I went into their A-Z of programmes and The Sunday Game literally doesn’t even exist.
Short of paying €10 per game to GAAGO, there is no online facility for viewers in the north to watch back any GAA content that is free in the Republic, either the live programmes or the highlights shows.
Plenty of Sunday afternoons I’ve landed to Celtic Park for a 4pm game but because you’re in the north, you can’t watch the other TV game live online without paying for GAAGO. Yet if you drive five miles across the border into Killea, it’s available on the RTÉ player.
And that’s every weekend, not just when the broadcasters make a mess of it.
Sky might have made a mistake for one weekend but there’s a partitionist mess that exists that is of the GAA’s own doing, and one which breeds rancour among its own fraternity.
When the GAA sold their broadcasting rights, they broke them into island of Ireland, UK and the rest of the world.
But in the black-and-white world of broadcasting, the island of Ireland stops at the border.
As much as we may dislike it, our licence fee payment goes to the BBC rather than RTÉ, and our IP addresses say we’re in the UK rather than on the island of Ireland.
It’s a very unique and particular set of circumstances as we know, but that’s the thing – the GAA knows this and has done nothing to protect its members and supporters in the north.
They can’t do anything to solve the political and logistical difficulties this side of the border, but what they absolutely should not be doing is pretending that they don’t exist.
And the very, very last thing they should be at is completely ignoring their own people north of the border because it disrupts the pursuit of a better price for the broadcasting rights.
But that’s exactly what the GAA has done.
This is not the fault of RTÉ and it’s not the fault of Sky. They bought the rights that they were sold. There’d be no reason for RTÉ to buy UK rights, and the idea of Sky having rights to all the championship games across the whole country would never have been accepted.
Why, though, is it acceptable that they own the rights for the north?
It shouldn’t be, and yet despite our protestations, it’s something that is wilfully ignored south of the border. So much so that when the Sky deal came up for discussion again at Congress in 2016, 85 per cent of delegates voted to allow subscription broadcasters to show the games.
This is not an argument about whether they should be free-to-air or behind the paywall. This is an argument that Gaels in the north should not be treated any differently to those in the Republic.
There’s a good reason why ITV and Channel 4 weren’t interested in purchasing the rights when they were offered them by the GAA – the number of people in Britain who’d be watching the games would not have come close to justifying what they’d have had to pay.
They are both commercial entities but their revenue streams are very different from those of Sky, who would have recognised that showing GAA games = increased subscriptions in Ireland = more money.

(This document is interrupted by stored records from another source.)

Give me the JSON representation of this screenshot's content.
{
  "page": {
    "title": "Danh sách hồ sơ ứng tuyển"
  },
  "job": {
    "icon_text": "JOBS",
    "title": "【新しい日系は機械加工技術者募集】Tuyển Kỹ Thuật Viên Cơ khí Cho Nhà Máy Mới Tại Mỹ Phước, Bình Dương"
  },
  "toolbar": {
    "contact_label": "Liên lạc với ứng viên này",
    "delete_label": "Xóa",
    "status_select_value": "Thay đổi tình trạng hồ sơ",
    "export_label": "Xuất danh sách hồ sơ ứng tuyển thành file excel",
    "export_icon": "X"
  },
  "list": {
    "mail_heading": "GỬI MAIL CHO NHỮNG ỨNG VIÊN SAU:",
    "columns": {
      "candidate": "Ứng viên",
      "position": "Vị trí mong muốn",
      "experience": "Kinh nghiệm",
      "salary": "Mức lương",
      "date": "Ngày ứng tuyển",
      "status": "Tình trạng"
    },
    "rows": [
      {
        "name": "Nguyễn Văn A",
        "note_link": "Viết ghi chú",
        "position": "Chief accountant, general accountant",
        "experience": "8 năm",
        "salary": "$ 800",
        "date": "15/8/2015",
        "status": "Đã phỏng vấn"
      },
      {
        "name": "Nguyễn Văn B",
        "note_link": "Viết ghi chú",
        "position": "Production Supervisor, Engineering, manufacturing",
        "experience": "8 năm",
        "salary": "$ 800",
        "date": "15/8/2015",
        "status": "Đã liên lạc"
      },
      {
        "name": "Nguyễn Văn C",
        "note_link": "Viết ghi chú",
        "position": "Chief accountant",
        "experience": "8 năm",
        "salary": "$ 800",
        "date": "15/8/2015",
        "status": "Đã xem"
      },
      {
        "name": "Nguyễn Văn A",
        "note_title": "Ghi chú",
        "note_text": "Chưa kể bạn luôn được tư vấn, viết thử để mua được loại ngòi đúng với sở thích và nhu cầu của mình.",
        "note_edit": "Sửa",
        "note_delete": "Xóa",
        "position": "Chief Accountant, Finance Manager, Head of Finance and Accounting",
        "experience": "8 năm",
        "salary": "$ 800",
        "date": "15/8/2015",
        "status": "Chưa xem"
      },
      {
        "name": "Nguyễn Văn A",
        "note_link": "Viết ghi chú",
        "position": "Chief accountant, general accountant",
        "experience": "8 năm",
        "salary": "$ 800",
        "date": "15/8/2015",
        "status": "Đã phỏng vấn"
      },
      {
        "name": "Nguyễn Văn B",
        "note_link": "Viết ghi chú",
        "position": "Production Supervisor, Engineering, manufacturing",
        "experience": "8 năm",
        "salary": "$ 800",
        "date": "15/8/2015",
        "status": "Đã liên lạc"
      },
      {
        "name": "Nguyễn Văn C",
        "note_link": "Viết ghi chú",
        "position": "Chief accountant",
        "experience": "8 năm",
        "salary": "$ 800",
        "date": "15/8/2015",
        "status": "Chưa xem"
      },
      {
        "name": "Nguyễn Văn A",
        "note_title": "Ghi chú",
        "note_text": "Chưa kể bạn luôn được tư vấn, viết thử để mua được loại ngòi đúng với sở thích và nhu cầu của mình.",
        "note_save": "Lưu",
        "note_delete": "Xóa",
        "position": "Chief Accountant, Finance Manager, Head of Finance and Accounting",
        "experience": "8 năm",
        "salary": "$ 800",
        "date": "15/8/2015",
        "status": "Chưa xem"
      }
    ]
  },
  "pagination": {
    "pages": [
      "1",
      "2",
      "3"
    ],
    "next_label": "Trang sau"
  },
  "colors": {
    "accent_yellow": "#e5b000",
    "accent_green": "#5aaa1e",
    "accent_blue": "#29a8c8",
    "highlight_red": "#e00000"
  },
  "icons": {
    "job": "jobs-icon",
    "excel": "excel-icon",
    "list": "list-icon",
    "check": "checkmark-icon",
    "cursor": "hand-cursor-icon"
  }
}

And with their sporting portfolio having rapidly diminished in recent years, it seems unlikely that they’ll be looking to withdraw from the market when the rights are back up for sale ahead of the 2022 season.
The BBC was caught in a quandary where they were trying to cater for their viewers in Northern Ireland.
The GAA wouldn’t make any provision to allow them to show only the Ulster Championship, telling them they had to buy games from other provinces the same as everyone else.
They couldn’t justify that to their disinterested licence fee payers in Britain and so they had to settle for their existing arrangement that only allows them to show a game live as long as RTÉ are doing so.
The bottom line is that the GAA should never have been separating its rights in Ireland from its rights in the rest of the UK.
When they did that, they must have known the impact it would have in the north.
But they went on ahead and sold them anyway.
The GAA couldn’t have got the price they wanted without Sky coming in.
Sky wouldn’t have bought rights that weren’t exclusive.
And so the GAA decided that cutting out fans in the north was a price worth paying.
“Strengthening of the national identity in a 32-county Ireland” says the second rule in the organisation’s rulebook.
Actions speak louder than words.